**Your task**.
Images excluded, return every record exactly as it reads.

(Dataset rows for apps and sites)
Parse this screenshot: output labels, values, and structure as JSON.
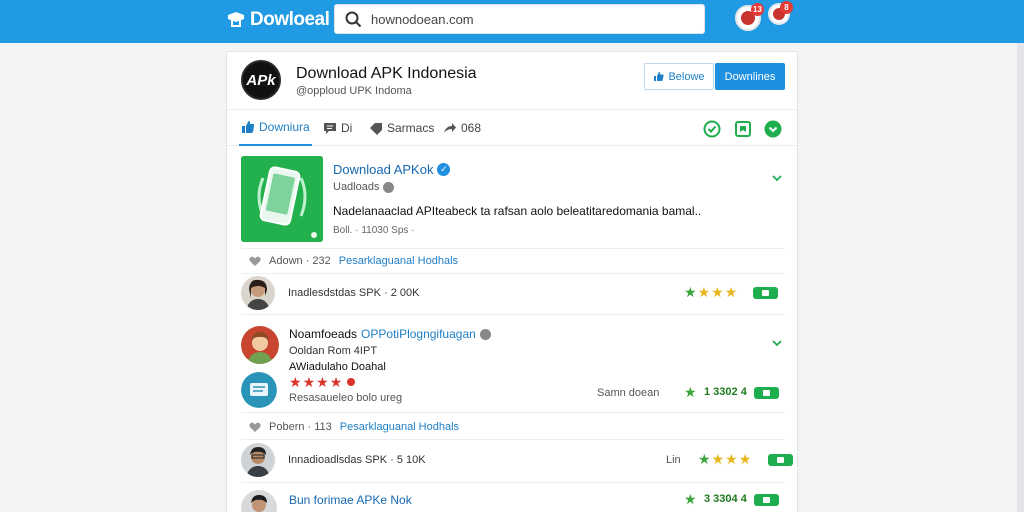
{
  "header": {
    "brand": "Dowloeal",
    "search_placeholder": "hownodoean.com",
    "badges": [
      "13",
      "8"
    ]
  },
  "page": {
    "logo_text": "APk",
    "title": "Download APK Indonesia",
    "handle": "@opploud UPK Indoma",
    "follow_label": "Belowe",
    "download_label": "Downlines"
  },
  "tabs": [
    {
      "label": "Downiura"
    },
    {
      "label": "Di"
    },
    {
      "label": "Sarmacs"
    },
    {
      "label": "068"
    }
  ],
  "post": {
    "title": "Download APKok",
    "subtitle": "Uadloads",
    "description": "Nadelanaaclad APIteabeck ta rafsan aolo beleatitaredomania bamal..",
    "meta": "Boll. · 11030 Sps ·"
  },
  "sections": [
    {
      "stats_text": "Adown · 232",
      "stats_link": "Pesarklaguanal Hodhals",
      "review": {
        "text": "Inadlesdstdas SPK · 2 00K",
        "count": "",
        "side": ""
      }
    },
    {
      "comment": {
        "name": "Noamfoeads",
        "name_link": "OPPotiPlogngifuagan",
        "line1": "Ooldan Rom 4IPT",
        "line2": "AWiadulaho Doahal",
        "line3": "Resasaueleo bolo ureg",
        "side": "Samn doean",
        "count": "1 3302 4"
      }
    },
    {
      "stats_text": "Pobern · 113",
      "stats_link": "Pesarklaguanal Hodhals",
      "review": {
        "text": "Innadioadlsdas SPK · 5 10K",
        "count": "",
        "side": "Lin"
      }
    },
    {
      "footer_post": {
        "title": "Bun forimae APKe Nok",
        "count": "3 3304 4"
      }
    }
  ],
  "colors": {
    "brand_blue": "#1f9ae3",
    "accent_green": "#1fae4e",
    "link_blue": "#1f7fc6"
  }
}
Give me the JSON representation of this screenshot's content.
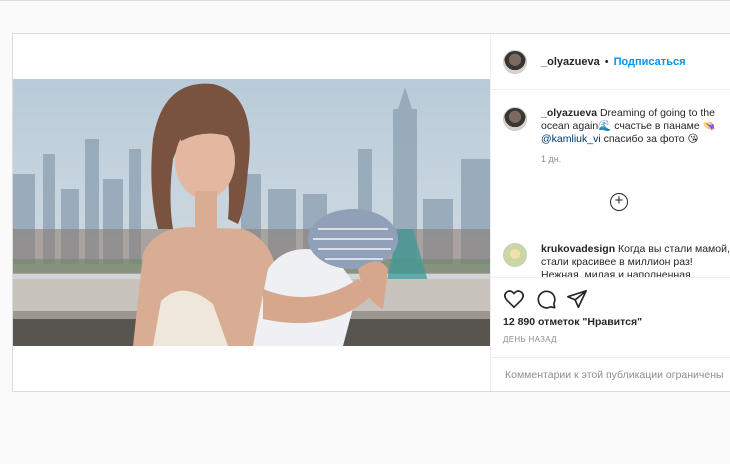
{
  "header": {
    "username": "_olyazueva",
    "separator": "•",
    "follow_label": "Подписаться"
  },
  "caption": {
    "username": "_olyazueva",
    "text_before": "Dreaming of going to the ocean again🌊 счастье в панаме 👒",
    "mention": "@kamliuk_vi",
    "text_after": "спасибо за фото 😘",
    "time": "1 дн."
  },
  "comment": {
    "username": "krukovadesign",
    "text": "Когда вы стали мамой, стали красивее в миллион раз! Нежная, милая и наполненная"
  },
  "load_more_symbol": "+",
  "stats": {
    "likes": "12 890 отметок \"Нравится\"",
    "posted": "ДЕНЬ НАЗАД"
  },
  "footer": {
    "comments_limited": "Комментарии к этой публикации ограничены"
  },
  "icons": [
    "heart-icon",
    "comment-icon",
    "share-icon",
    "bookmark-icon",
    "add-circle-icon"
  ]
}
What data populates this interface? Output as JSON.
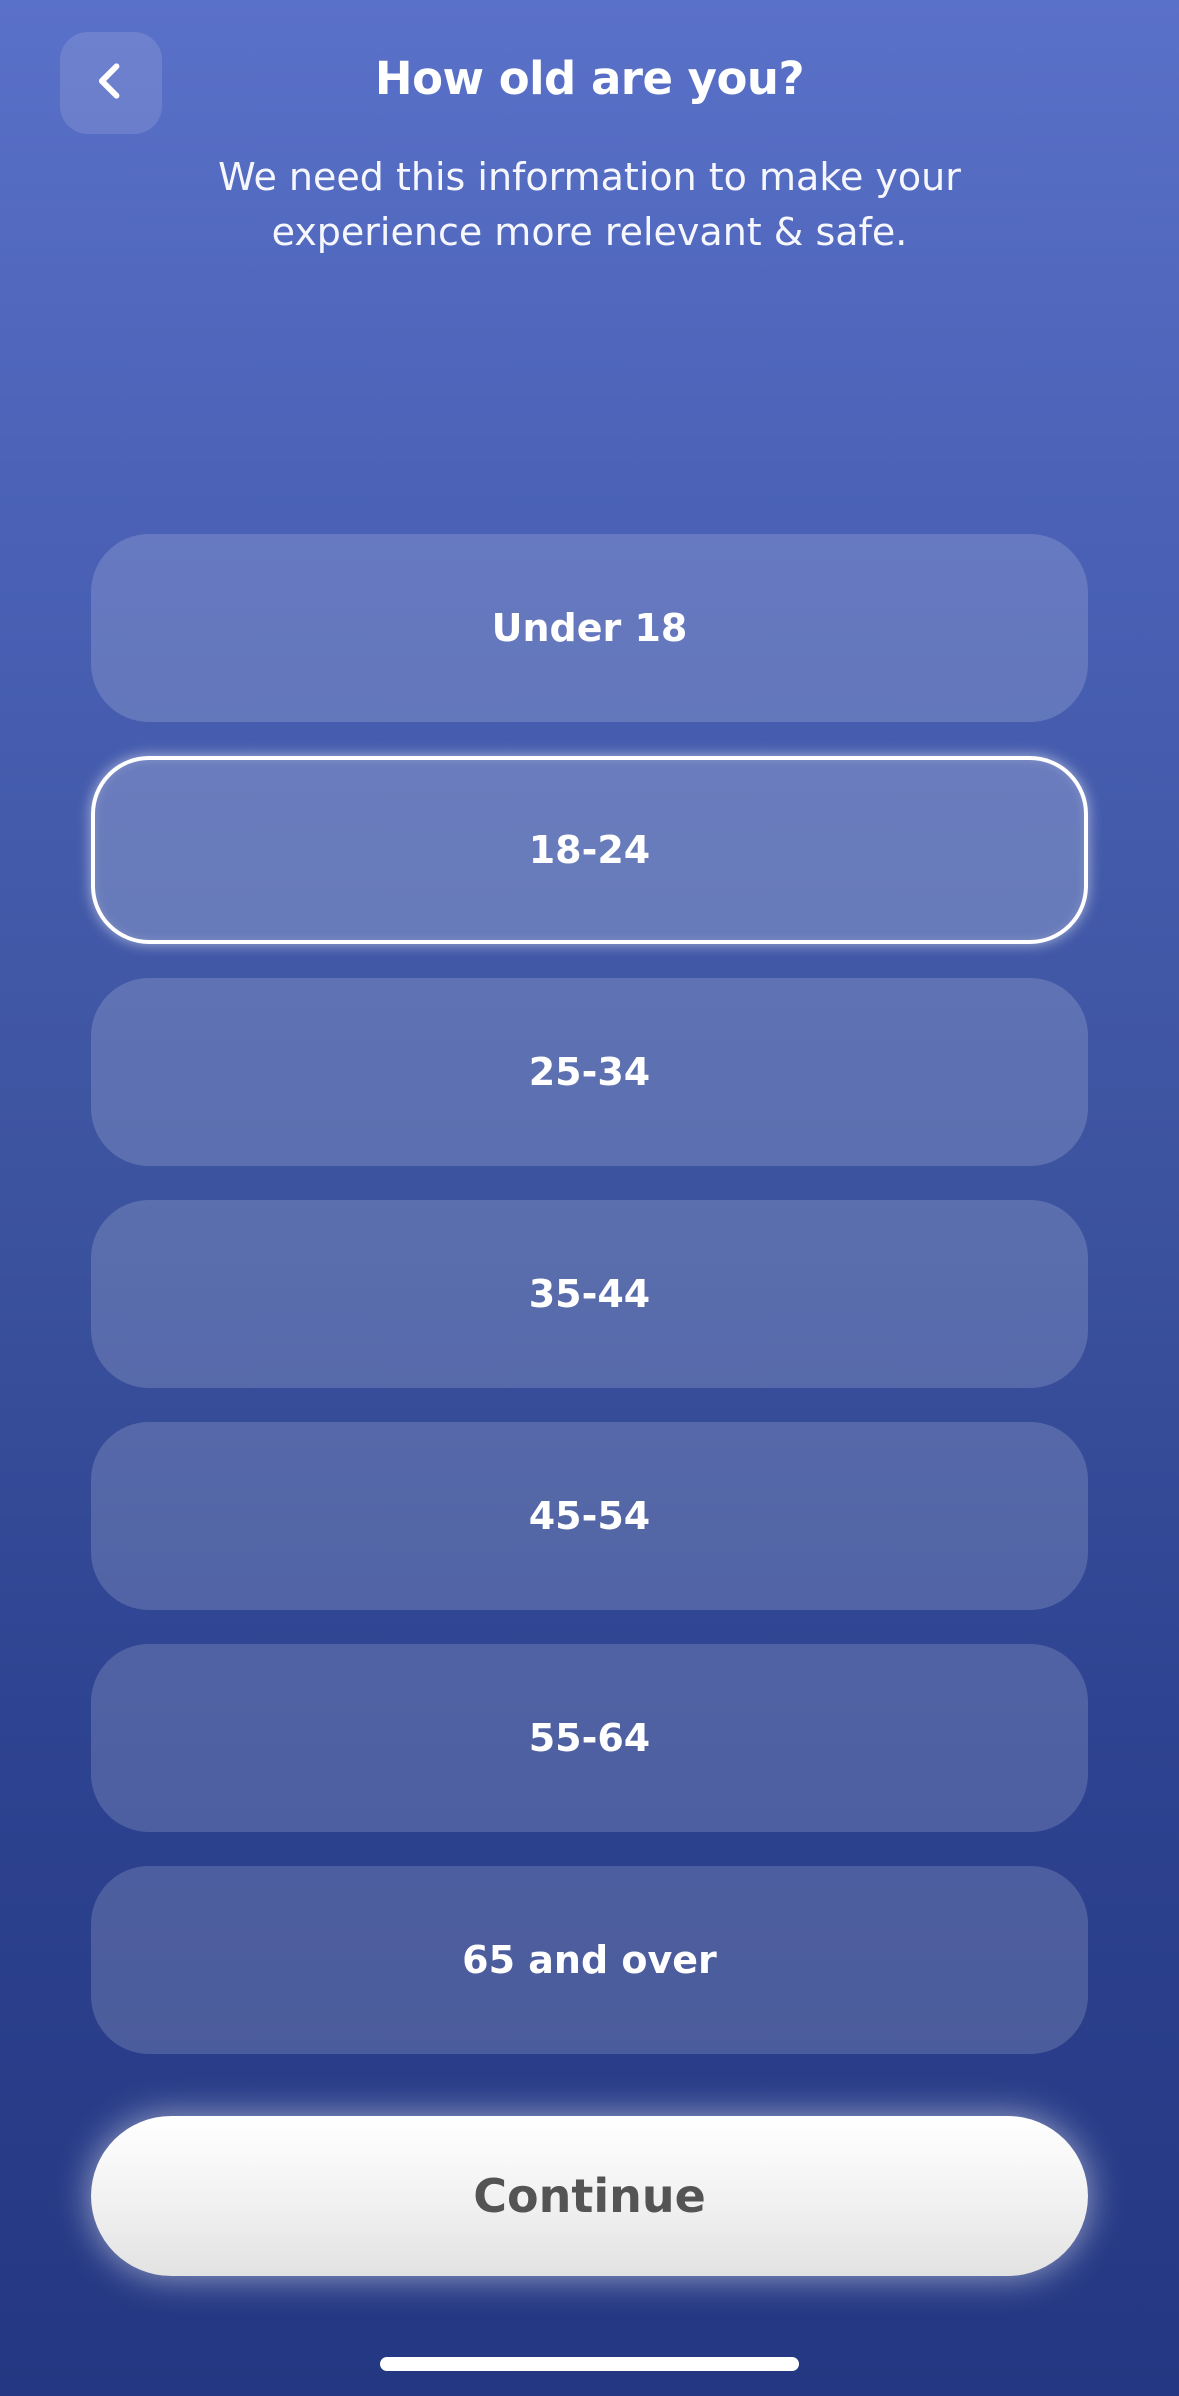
{
  "header": {
    "back_icon": "chevron-left-icon",
    "title": "How old are you?",
    "subtitle": "We need this information to make your experience more relevant & safe."
  },
  "options": [
    {
      "label": "Under 18",
      "selected": false
    },
    {
      "label": "18-24",
      "selected": true
    },
    {
      "label": "25-34",
      "selected": false
    },
    {
      "label": "35-44",
      "selected": false
    },
    {
      "label": "45-54",
      "selected": false
    },
    {
      "label": "55-64",
      "selected": false
    },
    {
      "label": "65 and over",
      "selected": false
    }
  ],
  "footer": {
    "continue_label": "Continue"
  },
  "colors": {
    "background_top": "#5a71c9",
    "background_bottom": "#243782",
    "continue_text": "#545454"
  }
}
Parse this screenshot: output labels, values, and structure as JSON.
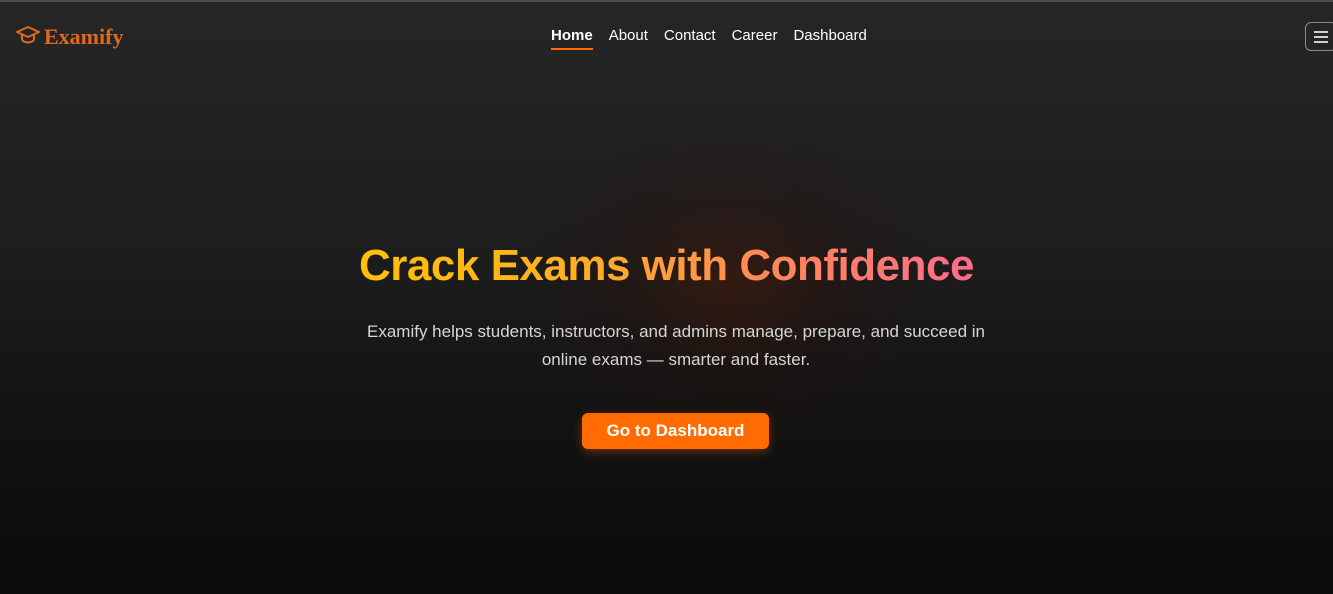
{
  "brand": {
    "name": "Examify",
    "icon": "graduation-cap-icon",
    "color": "#e1691f"
  },
  "nav": {
    "items": [
      {
        "label": "Home",
        "active": true
      },
      {
        "label": "About",
        "active": false
      },
      {
        "label": "Contact",
        "active": false
      },
      {
        "label": "Career",
        "active": false
      },
      {
        "label": "Dashboard",
        "active": false
      }
    ],
    "menu_icon": "hamburger-menu-icon"
  },
  "hero": {
    "title": "Crack Exams with Confidence",
    "subtitle": "Examify helps students, instructors, and admins manage, prepare, and succeed in online exams — smarter and faster.",
    "cta_label": "Go to Dashboard"
  },
  "colors": {
    "accent": "#ff6b00",
    "title_gradient_start": "#ffc107",
    "title_gradient_end": "#ff6b8b"
  }
}
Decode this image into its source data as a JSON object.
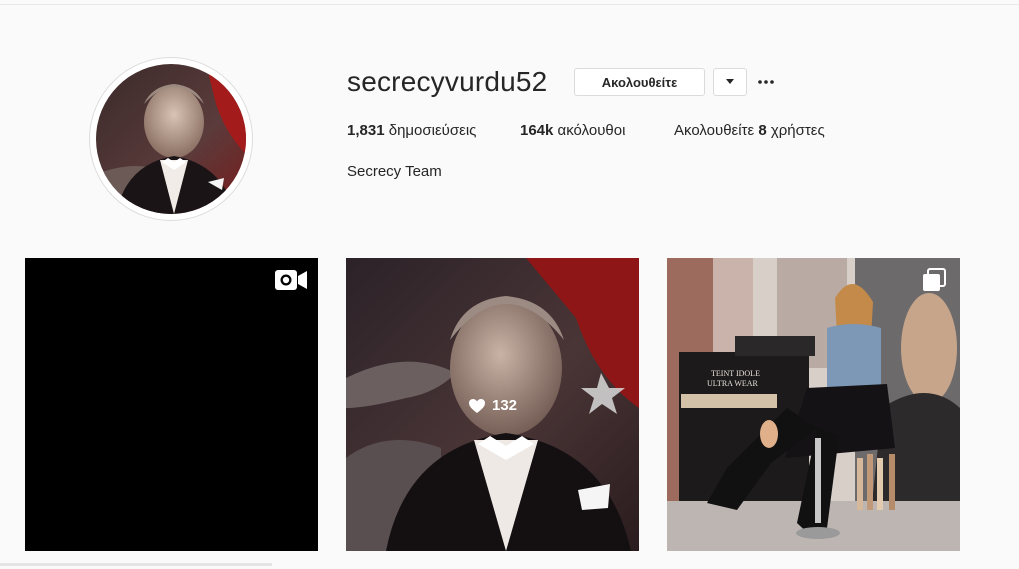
{
  "profile": {
    "username": "secrecyvurdu52",
    "follow_label": "Ακολουθείτε",
    "bio": "Secrecy Team",
    "stats": {
      "posts_value": "1,831",
      "posts_label": "δημοσιεύσεις",
      "followers_value": "164k",
      "followers_label": "ακόλουθοι",
      "following_prefix": "Ακολουθείτε",
      "following_value": "8",
      "following_suffix": "χρήστες"
    }
  },
  "posts": [
    {
      "type": "video",
      "icon": "video-camera-icon"
    },
    {
      "type": "photo",
      "likes": "132",
      "icon": "heart-icon"
    },
    {
      "type": "gallery",
      "icon": "multiple-images-icon",
      "poster_text": "TEINT IDOLE ULTRA WEAR"
    }
  ],
  "colors": {
    "background": "#fafafa",
    "text": "#262626",
    "border": "#dbdbdb"
  }
}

**Output of the exercise**.
Parse this screenshot: output labels, values, and structure as JSON.
{
  "header": {
    "brand": "Dowloeal",
    "search_placeholder": "hownodoean.com",
    "badges": [
      "13",
      "8"
    ]
  },
  "page": {
    "logo_text": "APk",
    "title": "Download APK Indonesia",
    "handle": "@opploud UPK Indoma",
    "follow_label": "Belowe",
    "download_label": "Downlines"
  },
  "tabs": [
    {
      "label": "Downiura"
    },
    {
      "label": "Di"
    },
    {
      "label": "Sarmacs"
    },
    {
      "label": "068"
    }
  ],
  "post": {
    "title": "Download APKok",
    "subtitle": "Uadloads",
    "description": "Nadelanaaclad APIteabeck ta rafsan aolo beleatitaredomania bamal..",
    "meta": "Boll. · 11030 Sps ·"
  },
  "sections": [
    {
      "stats_text": "Adown · 232",
      "stats_link": "Pesarklaguanal Hodhals",
      "review": {
        "text": "Inadlesdstdas SPK · 2 00K",
        "count": "",
        "side": ""
      }
    },
    {
      "comment": {
        "name": "Noamfoeads",
        "name_link": "OPPotiPlogngifuagan",
        "line1": "Ooldan Rom 4IPT",
        "line2": "AWiadulaho Doahal",
        "line3": "Resasaueleo bolo ureg",
        "side": "Samn doean",
        "count": "1 3302 4"
      }
    },
    {
      "stats_text": "Pobern · 113",
      "stats_link": "Pesarklaguanal Hodhals",
      "review": {
        "text": "Innadioadlsdas SPK · 5 10K",
        "count": "",
        "side": "Lin"
      }
    },
    {
      "footer_post": {
        "title": "Bun forimae APKe Nok",
        "count": "3 3304 4"
      }
    }
  ],
  "colors": {
    "brand_blue": "#1f9ae3",
    "accent_green": "#1fae4e",
    "link_blue": "#1f7fc6"
  }
}
Give me the JSON representation of this screenshot's content.
{
  "header": {
    "username": "_olyazueva",
    "separator": "•",
    "follow_label": "Подписаться"
  },
  "caption": {
    "username": "_olyazueva",
    "text_before": "Dreaming of going to the ocean again🌊 счастье в панаме 👒",
    "mention": "@kamliuk_vi",
    "text_after": "спасибо за фото 😘",
    "time": "1 дн."
  },
  "comment": {
    "username": "krukovadesign",
    "text": "Когда вы стали мамой, стали красивее в миллион раз! Нежная, милая и наполненная"
  },
  "load_more_symbol": "+",
  "stats": {
    "likes": "12 890 отметок \"Нравится\"",
    "posted": "ДЕНЬ НАЗАД"
  },
  "footer": {
    "comments_limited": "Комментарии к этой публикации ограничены"
  },
  "icons": [
    "heart-icon",
    "comment-icon",
    "share-icon",
    "bookmark-icon",
    "add-circle-icon"
  ]
}
What data populates this interface? Output as JSON.
{
  "header": {
    "back_icon": "chevron-left-icon",
    "title": "How old are you?",
    "subtitle": "We need this information to make your experience more relevant & safe."
  },
  "options": [
    {
      "label": "Under 18",
      "selected": false
    },
    {
      "label": "18-24",
      "selected": true
    },
    {
      "label": "25-34",
      "selected": false
    },
    {
      "label": "35-44",
      "selected": false
    },
    {
      "label": "45-54",
      "selected": false
    },
    {
      "label": "55-64",
      "selected": false
    },
    {
      "label": "65 and over",
      "selected": false
    }
  ],
  "footer": {
    "continue_label": "Continue"
  },
  "colors": {
    "background_top": "#5a71c9",
    "background_bottom": "#243782",
    "continue_text": "#545454"
  }
}
Parse this screenshot: output labels, values, and structure as JSON.
{
  "brand": {
    "name": "Examify",
    "icon": "graduation-cap-icon",
    "color": "#e1691f"
  },
  "nav": {
    "items": [
      {
        "label": "Home",
        "active": true
      },
      {
        "label": "About",
        "active": false
      },
      {
        "label": "Contact",
        "active": false
      },
      {
        "label": "Career",
        "active": false
      },
      {
        "label": "Dashboard",
        "active": false
      }
    ],
    "menu_icon": "hamburger-menu-icon"
  },
  "hero": {
    "title": "Crack Exams with Confidence",
    "subtitle": "Examify helps students, instructors, and admins manage, prepare, and succeed in online exams — smarter and faster.",
    "cta_label": "Go to Dashboard"
  },
  "colors": {
    "accent": "#ff6b00",
    "title_gradient_start": "#ffc107",
    "title_gradient_end": "#ff6b8b"
  }
}
Decode this image into its source data as a JSON object.
{
  "profile": {
    "username": "secrecyvurdu52",
    "follow_label": "Ακολουθείτε",
    "bio": "Secrecy Team",
    "stats": {
      "posts_value": "1,831",
      "posts_label": "δημοσιεύσεις",
      "followers_value": "164k",
      "followers_label": "ακόλουθοι",
      "following_prefix": "Ακολουθείτε",
      "following_value": "8",
      "following_suffix": "χρήστες"
    }
  },
  "posts": [
    {
      "type": "video",
      "icon": "video-camera-icon"
    },
    {
      "type": "photo",
      "likes": "132",
      "icon": "heart-icon"
    },
    {
      "type": "gallery",
      "icon": "multiple-images-icon",
      "poster_text": "TEINT IDOLE ULTRA WEAR"
    }
  ],
  "colors": {
    "background": "#fafafa",
    "text": "#262626",
    "border": "#dbdbdb"
  }
}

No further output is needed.